The first ever Estonian politician to officially visit Iran, foreign minister Marina Kaljurand was soon to experience a plague of the exhaust-smoky Tehran streets called traffic jam.
Iran is interested in Estonia
Even so, over time this sight of a black hybrid Mercedes standing amid local cheap and battered Chinese vehicles may be as much as an exception as is such a fancy car in town right now.
Iran is opening up for the world, delegations from various nations are arriving with regularity, large airlines are opening connections and enterprises of all kinds are seeking a foothold.
No wonder the interest as last summer the nuclear accords secured the removal of sanctions and the country of 80 million of educated population, 18th economy in the world by size, is attractive enough.

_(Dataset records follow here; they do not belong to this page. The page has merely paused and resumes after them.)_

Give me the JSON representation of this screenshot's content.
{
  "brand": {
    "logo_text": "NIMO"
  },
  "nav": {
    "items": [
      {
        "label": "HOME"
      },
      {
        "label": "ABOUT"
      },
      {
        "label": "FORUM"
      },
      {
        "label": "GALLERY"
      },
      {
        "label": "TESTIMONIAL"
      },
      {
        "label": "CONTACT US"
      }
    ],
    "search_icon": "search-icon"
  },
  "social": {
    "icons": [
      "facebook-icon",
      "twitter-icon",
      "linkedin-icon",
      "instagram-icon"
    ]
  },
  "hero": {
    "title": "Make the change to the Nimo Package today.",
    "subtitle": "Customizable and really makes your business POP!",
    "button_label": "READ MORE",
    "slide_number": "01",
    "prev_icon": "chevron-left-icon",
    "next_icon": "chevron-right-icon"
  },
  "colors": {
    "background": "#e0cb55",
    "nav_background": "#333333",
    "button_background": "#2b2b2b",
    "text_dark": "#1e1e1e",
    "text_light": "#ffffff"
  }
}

The more so that, after years of having to do with lower quality stuff, the Iranian market poses a strong potential. As The Economist put it at the beginning of the year: some Western diplomats and financial figures residing in Tehran are convinced that win ten years Iran will speed past the regional giants Saudi Arabia and Turkey by GDP.
For the ordinary Estonian ear, it might seem strange for Iran to have taken an interest towards Estonia, but foreign minister Ms Kaljurand assures us this is so at the moment. Not just because Estonia is in EU, but «Iran is interested in cooperation. This is a country with a market cut off from trade for a long time. Sufficient to glance at the city streets to say they would definitely like some better and more expensive cars. This here is a market desperate for goods,» as Ms Kaljurand told Estonian media yesterday following a meeting with Iranian President Hassan Rouhani and foreign minister Javad Zarif.
While never missing Estonian candy or cheese nor likely to ever want them, as also admitted by Ms Kaljurand, the Iranians are primarily interested in information technology, communications and e-services. «Not going to fill Iranian market with the usual Estonian goods,» she added.
In addition to above, topics discussed at the meetings featured regional issues like peace talks in Syria, the situation in Yemen, and the Middle-Eastern peace process. As conceded by the minister, Iranian opinions are interesting while they cannot be claimed to coincide with those of Estonia in everything.
The discussions also touched upon Ukraine. «Unavoidably, Iran is influenced by their excellent and close relations with Russia,» commented Ms Kaljurand.
According to the Estonian foreign minister, her Iranian colleague asked if Syrian and Ukrainian subjects could be combined – so that Russia is offered something in Ukraine for cooperation in Syria. Ms Kaljurand said she explained the position of Estonia and the EU and assured the colleague these were separate subjects.
«There is Syria and the solutions to be found there, and there is Ukraine and the solutions to be found there. These will not be combined, and nothing will be offered by one in exchange for the other,» said Ms Kaljurand.
Iranian foreign minister Mr Zarif told Postimees and ERR their current priorities, next to achieving regional peace, is the keeping by all parties of the nuclear treaty. «We have kept our part of the nuclear treaty thus we expect USA to encourage business activity in reality and not on paper only, and urge enterprises to come here,» said Mr Zarif and admitted that foreign entrepreneurs continue to feel an emotional barrier towards Iran.
Though the economic situation will probably be improving in Iran, this will not spell solutions to problems in the society. Even so, Ms Kaljurand underlined that the nuclear accord allows other nations to talk to Iran about subjects not necessarily comfortable for Tehran – like human rights.
Till today, the Islamic republic features death penalty, and the morality police basij may lash their whips at women without headscarves, and ayatollah Ali Khamenei sits as supreme leader.
Freedom of speech is restricted, anyone making a statement against the authorities risk jail, Facebook and Twitter, as well as the Postimees portal, are closed down – though there are naturally ways to bypass that.
According to people familiar with the Iranian society, the middle class for instance no longer thinks that anti-government protests make sense as the only result is potential prison terms.
Of course they curse the state but between four walls only, and among people they trust – not on slogans. The only obvious path towards greater freedoms would be to wait until the bunch in power inevitably ceases to be among us.